On Tuesday, however, it was decidedly more wild than scenic, as it showed its savage side, eating up stream banks and flooding roadways.
The driving rains that dumped almost 4 inches on southern Chester County increased the creek’s flow in cubic feet per second from a normal 146 to 9,880 at 5:30 a.m. on Thursday, a record for that day of the year.
The always-vulnerable Avondale Apartments that sit alongside the water in the borough were flooded on the first floor, and residents were evacuated to Avon Grove High School. By mid-morning on Thursday, the occupants were back and fans were churning away, attempting to dry the place out.
Public Works Director Cleve Price said that in addition to the apartment evacuation, he had to close several roads near the water, although Pennsylvania Avenue going through the middle of town remained open throughout the storm.
In West Grove the borough sewage treatment plant -- a stream-discharge system -- bore the brunt of the storm as the water rose to the floor of the system. The fence that surrounds the system was cluttered with vegetative waste from the storm about three feet from what is usually dry ground.
The stream bed was also affected. One worker at the plant said the White Clay is usually a “meandering creek,” but after the storm the banks had been scraped away, expanding the bed and giving the water a straight, fast shot through the route.
West Chester Public Works Director Tim Nichols said that in spite of the flooding, no one’s plumbing was affected.
Emergency Management Coordinator Chuck Freese said southern Chester County came through the Wednesday storm without serious physical injures to individuals. “Most of the folks paid attention to the warnings and didn’t get stranded,” he said.

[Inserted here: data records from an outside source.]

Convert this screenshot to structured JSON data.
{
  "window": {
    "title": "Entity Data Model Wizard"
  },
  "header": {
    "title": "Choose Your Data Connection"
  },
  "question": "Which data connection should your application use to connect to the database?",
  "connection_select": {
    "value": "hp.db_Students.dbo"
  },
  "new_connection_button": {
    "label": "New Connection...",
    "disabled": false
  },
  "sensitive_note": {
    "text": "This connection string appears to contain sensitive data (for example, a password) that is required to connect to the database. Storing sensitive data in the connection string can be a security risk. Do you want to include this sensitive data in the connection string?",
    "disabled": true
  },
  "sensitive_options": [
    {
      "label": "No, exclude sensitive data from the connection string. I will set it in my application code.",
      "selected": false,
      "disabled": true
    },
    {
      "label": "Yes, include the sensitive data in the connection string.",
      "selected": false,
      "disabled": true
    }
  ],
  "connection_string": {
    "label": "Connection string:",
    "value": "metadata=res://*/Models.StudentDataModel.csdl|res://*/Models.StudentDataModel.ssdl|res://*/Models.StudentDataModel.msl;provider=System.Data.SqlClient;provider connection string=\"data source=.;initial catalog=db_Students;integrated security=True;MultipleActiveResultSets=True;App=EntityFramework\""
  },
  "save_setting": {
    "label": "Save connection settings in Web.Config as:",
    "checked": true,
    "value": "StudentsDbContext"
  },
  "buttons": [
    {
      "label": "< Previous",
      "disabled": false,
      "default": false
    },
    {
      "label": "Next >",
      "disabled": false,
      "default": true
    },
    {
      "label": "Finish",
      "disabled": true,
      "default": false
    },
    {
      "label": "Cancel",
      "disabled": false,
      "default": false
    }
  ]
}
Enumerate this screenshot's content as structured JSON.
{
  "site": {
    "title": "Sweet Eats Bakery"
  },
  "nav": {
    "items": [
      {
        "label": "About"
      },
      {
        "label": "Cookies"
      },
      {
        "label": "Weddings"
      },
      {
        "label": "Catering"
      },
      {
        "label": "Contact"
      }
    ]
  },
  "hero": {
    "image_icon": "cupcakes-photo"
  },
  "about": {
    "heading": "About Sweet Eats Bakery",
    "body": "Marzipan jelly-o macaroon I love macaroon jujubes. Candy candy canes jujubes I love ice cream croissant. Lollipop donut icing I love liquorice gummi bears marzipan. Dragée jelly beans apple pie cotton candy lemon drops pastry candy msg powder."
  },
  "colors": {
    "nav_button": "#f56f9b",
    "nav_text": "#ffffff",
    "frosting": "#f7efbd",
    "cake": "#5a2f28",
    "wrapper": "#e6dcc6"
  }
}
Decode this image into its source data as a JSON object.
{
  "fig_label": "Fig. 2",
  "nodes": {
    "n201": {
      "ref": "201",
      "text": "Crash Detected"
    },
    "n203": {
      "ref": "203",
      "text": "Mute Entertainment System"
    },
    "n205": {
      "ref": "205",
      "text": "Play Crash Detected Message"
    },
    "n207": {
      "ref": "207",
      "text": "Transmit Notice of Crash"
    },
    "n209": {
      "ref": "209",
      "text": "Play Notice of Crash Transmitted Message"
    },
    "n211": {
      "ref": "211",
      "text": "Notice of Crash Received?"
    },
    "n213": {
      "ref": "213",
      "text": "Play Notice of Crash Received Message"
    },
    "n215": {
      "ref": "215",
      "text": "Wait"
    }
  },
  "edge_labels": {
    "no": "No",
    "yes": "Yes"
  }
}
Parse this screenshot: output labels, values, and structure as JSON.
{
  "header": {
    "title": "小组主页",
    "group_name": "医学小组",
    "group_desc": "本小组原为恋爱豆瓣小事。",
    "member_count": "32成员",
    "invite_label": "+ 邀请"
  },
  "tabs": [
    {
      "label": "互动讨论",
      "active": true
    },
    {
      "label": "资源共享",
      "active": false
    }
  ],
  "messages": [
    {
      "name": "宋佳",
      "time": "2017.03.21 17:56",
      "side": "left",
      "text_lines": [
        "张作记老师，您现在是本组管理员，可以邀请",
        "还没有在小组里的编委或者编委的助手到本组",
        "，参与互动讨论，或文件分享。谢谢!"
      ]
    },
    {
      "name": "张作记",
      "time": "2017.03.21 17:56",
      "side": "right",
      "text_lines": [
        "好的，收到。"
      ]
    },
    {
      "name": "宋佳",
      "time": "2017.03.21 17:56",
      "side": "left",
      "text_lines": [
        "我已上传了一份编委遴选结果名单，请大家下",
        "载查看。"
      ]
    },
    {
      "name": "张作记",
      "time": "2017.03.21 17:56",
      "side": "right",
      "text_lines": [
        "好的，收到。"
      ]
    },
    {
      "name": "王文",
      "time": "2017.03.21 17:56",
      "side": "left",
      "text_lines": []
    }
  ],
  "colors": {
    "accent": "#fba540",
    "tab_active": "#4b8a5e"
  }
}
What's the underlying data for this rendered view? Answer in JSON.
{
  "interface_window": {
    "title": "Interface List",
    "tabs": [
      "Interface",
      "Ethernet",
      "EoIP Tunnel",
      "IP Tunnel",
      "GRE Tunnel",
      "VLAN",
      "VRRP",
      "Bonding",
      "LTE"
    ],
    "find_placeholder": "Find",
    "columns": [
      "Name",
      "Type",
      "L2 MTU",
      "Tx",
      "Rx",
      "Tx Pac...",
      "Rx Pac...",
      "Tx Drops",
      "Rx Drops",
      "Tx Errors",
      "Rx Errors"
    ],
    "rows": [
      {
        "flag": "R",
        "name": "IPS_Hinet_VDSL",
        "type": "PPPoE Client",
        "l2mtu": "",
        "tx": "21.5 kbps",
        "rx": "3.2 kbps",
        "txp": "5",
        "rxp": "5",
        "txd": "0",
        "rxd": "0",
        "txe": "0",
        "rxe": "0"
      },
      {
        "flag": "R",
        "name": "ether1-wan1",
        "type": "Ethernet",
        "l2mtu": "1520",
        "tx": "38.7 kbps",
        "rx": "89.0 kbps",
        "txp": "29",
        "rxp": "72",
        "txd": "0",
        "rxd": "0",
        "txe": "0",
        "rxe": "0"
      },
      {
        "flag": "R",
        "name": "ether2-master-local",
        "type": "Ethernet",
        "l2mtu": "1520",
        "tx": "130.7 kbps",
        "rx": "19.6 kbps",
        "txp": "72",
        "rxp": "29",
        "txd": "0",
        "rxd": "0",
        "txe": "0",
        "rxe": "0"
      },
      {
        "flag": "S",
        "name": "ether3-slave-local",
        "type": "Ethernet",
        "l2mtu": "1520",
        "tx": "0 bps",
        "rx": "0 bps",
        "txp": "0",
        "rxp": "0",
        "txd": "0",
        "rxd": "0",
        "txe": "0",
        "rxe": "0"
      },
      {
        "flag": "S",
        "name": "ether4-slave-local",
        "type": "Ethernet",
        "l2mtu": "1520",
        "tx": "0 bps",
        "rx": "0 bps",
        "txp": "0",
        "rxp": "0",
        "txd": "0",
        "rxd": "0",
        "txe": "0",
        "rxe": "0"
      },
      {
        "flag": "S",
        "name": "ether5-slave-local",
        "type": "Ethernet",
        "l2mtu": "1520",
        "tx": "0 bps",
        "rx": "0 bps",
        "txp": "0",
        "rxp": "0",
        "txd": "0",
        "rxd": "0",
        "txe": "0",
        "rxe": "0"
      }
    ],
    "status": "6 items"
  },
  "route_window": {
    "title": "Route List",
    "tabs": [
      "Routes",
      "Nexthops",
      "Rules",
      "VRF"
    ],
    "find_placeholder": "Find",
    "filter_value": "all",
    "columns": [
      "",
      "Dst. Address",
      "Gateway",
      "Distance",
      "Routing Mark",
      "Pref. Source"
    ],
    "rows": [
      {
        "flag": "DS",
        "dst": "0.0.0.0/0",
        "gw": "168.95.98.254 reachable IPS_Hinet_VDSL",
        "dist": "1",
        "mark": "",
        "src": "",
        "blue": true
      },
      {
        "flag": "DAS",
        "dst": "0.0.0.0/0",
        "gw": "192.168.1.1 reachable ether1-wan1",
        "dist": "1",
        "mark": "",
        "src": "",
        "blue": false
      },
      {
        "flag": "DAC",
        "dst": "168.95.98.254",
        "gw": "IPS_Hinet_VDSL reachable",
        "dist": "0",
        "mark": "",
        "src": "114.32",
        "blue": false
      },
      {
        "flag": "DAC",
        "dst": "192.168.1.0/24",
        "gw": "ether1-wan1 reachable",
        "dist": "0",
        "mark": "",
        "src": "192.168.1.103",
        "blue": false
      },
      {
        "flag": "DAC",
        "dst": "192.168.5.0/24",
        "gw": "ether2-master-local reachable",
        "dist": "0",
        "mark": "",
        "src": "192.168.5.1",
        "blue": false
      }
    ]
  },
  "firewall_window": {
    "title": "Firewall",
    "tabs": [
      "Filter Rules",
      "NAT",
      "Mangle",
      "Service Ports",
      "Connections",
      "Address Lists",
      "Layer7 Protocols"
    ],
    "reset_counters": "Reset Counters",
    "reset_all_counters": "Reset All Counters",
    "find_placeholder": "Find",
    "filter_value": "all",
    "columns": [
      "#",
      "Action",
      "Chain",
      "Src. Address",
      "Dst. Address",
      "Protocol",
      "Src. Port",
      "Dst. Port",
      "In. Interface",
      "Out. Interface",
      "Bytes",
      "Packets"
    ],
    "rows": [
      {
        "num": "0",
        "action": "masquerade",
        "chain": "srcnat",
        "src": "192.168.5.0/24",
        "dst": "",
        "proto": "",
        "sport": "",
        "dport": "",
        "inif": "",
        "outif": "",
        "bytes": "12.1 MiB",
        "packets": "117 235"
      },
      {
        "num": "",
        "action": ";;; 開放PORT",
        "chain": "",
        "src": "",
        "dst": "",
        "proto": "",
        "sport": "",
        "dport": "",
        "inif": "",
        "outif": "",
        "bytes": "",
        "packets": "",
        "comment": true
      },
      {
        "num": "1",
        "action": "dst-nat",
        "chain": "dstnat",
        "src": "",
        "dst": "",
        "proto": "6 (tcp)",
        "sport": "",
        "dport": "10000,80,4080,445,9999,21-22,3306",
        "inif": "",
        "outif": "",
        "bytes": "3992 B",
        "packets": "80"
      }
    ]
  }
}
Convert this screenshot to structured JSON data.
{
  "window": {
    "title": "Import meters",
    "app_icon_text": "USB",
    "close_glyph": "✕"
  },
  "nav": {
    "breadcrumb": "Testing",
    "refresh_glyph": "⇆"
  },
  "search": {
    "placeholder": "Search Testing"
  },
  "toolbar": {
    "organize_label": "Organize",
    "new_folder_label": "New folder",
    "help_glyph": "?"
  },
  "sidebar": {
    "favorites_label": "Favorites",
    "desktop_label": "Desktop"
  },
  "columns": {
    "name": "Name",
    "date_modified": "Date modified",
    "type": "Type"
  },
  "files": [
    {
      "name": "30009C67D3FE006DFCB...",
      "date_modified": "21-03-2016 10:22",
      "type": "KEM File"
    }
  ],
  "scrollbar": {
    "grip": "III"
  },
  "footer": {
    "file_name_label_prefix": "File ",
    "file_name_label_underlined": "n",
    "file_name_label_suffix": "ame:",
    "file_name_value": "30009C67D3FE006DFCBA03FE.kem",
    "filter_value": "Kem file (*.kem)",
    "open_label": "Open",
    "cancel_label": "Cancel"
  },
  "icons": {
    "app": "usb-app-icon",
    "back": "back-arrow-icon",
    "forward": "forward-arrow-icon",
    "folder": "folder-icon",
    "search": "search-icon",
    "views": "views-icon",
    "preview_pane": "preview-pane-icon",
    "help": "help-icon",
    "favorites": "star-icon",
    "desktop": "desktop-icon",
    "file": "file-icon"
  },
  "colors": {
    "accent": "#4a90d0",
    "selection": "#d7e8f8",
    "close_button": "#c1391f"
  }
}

Still, there were some road closings to deal with.
There were three in London Britain close to the Delaware state line that included mud slides.
There were also some in Upper Oxford. “That’s usually high ground, but the water went across the road in some places,” Freese said. Lake Road in London Grove, which he said is aptly named, also had to be closed in the storm.
“You learn something from every storm, so you can always be better prepared for the next one,” he said.